ACTIVITY:
Scan the data below. Pull out each line where "luôn" occurs.

• • • • • • •

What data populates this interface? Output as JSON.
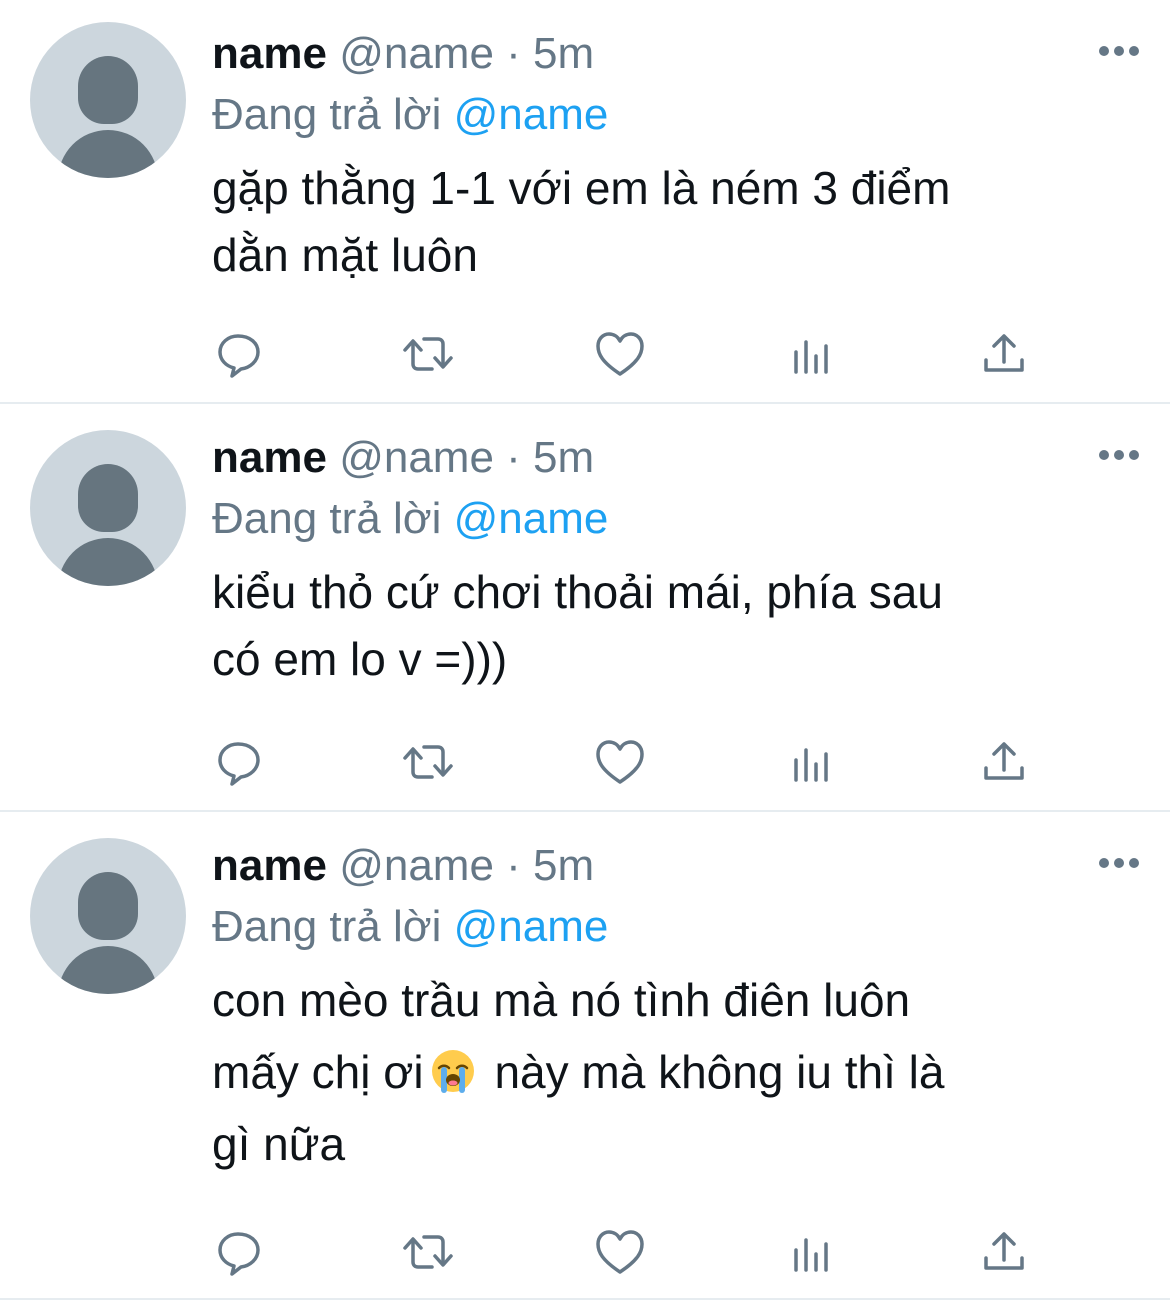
{
  "tweets": [
    {
      "name": "name",
      "handle": "@name",
      "separator": "·",
      "time": "5m",
      "reply_prefix": "Đang trả lời",
      "reply_to": "@name",
      "text": "gặp thằng 1-1 với em là ném 3 điểm\ndằn mặt luôn"
    },
    {
      "name": "name",
      "handle": "@name",
      "separator": "·",
      "time": "5m",
      "reply_prefix": "Đang trả lời",
      "reply_to": "@name",
      "text": "kiểu thỏ cứ chơi thoải mái, phía sau\ncó em lo v =)))"
    },
    {
      "name": "name",
      "handle": "@name",
      "separator": "·",
      "time": "5m",
      "reply_prefix": "Đang trả lời",
      "reply_to": "@name",
      "text_before_emoji": "con mèo trầu mà nó tình điên luôn\nmấy chị ơi",
      "emoji": "loudly-crying-face",
      "text_after_emoji": "này mà không iu thì là\ngì nữa"
    }
  ],
  "icons": {
    "more": "more-dots-icon",
    "reply": "reply-bubble-icon",
    "retweet": "retweet-icon",
    "like": "heart-icon",
    "views": "views-chart-icon",
    "share": "share-upload-icon"
  },
  "colors": {
    "text_primary": "#0f1419",
    "text_secondary": "#657786",
    "mention": "#1da1f2",
    "avatar_bg": "#ccd6dd",
    "avatar_fg": "#66757f",
    "divider": "#e6ecf0"
  }
}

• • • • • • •

REPLY:
      "text": "gặp thằng 1-1 với em là ném 3 điểm\ndằn mặt luôn"
      "text_before_emoji": "con mèo trầu mà nó tình điên luôn\nmấy chị ơi",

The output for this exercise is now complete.